For myself, I desire to become more like a spartan 300 soldier.
For example, I desire to become harder, less soft. More manly, more focused, more ascetic.
In terms of my personal aesthetics, I desire to look more like a spartan soldier. For me, the ideal is to look like king Leonidas, or any of his brave soldiers.
Also funny enough, the best visual I got of child rearing actually comes from the movie 300. I do not want Seneca to be soft; I want him to be strong and hard. Also another good visual from the film Ninja Assassin— seeing how spartan the children were raised.
Less, but more elite
Would you rather have 1 million slave Persian slave soldiers, or 300 dedicated spartan warriors?
This is where I love the graphic artist Frank Miller; if it wasn’t for his rendition of the war of Thermopylae, we would not have the Zach Snyder rendition of the movie 300.

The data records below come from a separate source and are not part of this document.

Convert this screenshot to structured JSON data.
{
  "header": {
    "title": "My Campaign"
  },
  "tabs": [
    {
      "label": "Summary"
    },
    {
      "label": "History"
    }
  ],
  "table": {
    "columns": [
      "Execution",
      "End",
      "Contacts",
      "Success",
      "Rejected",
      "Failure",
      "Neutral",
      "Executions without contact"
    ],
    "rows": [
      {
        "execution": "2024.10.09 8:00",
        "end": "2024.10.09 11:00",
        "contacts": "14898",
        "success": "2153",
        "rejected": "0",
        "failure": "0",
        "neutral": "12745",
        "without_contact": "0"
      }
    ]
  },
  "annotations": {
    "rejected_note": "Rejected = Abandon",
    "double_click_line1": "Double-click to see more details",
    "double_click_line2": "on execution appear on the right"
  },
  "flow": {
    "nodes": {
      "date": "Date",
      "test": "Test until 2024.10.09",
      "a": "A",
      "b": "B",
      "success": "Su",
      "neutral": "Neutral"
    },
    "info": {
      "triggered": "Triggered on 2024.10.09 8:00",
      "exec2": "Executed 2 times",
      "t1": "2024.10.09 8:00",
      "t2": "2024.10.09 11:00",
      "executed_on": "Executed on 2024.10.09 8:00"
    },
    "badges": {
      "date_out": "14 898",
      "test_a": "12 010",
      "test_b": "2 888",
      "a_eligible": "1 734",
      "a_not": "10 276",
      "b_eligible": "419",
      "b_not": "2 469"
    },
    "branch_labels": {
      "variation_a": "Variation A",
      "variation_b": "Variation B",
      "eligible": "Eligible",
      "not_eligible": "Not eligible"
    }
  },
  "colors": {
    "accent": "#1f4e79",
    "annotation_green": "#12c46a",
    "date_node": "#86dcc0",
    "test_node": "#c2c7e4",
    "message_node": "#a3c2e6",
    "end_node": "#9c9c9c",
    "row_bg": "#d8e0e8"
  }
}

A single boy child?
It seems that when it comes to movies, a common motif is the solo boy child.
In modern American society, the notion of a “only child” is seen as so bad. It teaches them to be “selfish”. However this is my suspicion; it seems that all men, or all fathers desire to have at least one boy, to continue their lineage. Therefore, typically when you see a man with only one girl, as their first child, they seem to desire to try for a second, in order to have a boy.
This is why I often see a lot of guys with two girls. Because the first child was a girl, and they tried for a second and ended up having another girl. Or even families with three girls; three attempts, no boys.
Therefore, is the spartan ideal to birth only one boy, man? Or to bear as many men as possible?
The Movie 300
Epic cinematography from the movie 300, and some philosophical musings:
If you’ve never watched the movie “300” — please watch it. It is one of my favorite movies of all time– part for the epic stylized look, the courage and bravery of King Leonidas and his 300 Spartan men, and of the good virtues shared in the movie.
Also on a side-note, the sequel is also quite good — I recommend watching it as well.
Anyways, the funny thing about the movie 300 — it actually was based on history, and is a lot more historically accurate than you think it “should” be!
The movie 300 is based on the Spartan Battle of Thermopylae, with the Greek state of Sparta (led by King Leonidas) defending her soil against the incoming Persian army (led by king Xerxes).
Essentially King Leonidas led 300 of his own Spartan soldiers and 700 other Thespian soldiers to defend a narrow coastal corridor path named Thermopylae (also known as ‘The Hot Gates’). Leonidas and his men fought to the death.
What is the moral of the story?
The moral of the film, the story, and the real account is this:
It is virtuous to die for the sake of upholding freedom against tyrants.
The movie “300” does a great job of showing great heroism against all odds; against grim hope.
In terms of the cinematography of the film, these are things I liked:
- The minimalist red-bronze-black tones in the film; which reflect the original ‘Frank Miller’ comics.
- Strategic use of slow-mo during epic battle scenes (which makes me, the viewer, feel like I’m really there!)
- How all the 300 spartan men (and King Leonidas) are ripped beyond belief. I conjure their muscles when I’m working out, to inspire me.
- The combination of ‘real’ men and mythological creatures — giving the film a mood hearkening to Ancient Greek mythology.
- Simple and effective use of low-angle photos to heighten drama, or to make certain subjects look “larger than life”
- Epic prop design– I especially like the fictionalized ‘look’ of Xerxes in his “all gold everything”
- Ultimately, after watching the film, you feel like an absolute badass, you feel empowered– and you have more confidence in yourself to attempt epic things in life!!!
Learn more about Sparta
To learn more about Spartan philosophy, read Plutarch’s account of the Spartans:
300 film Cinematography
Some of my favorite shots from the film: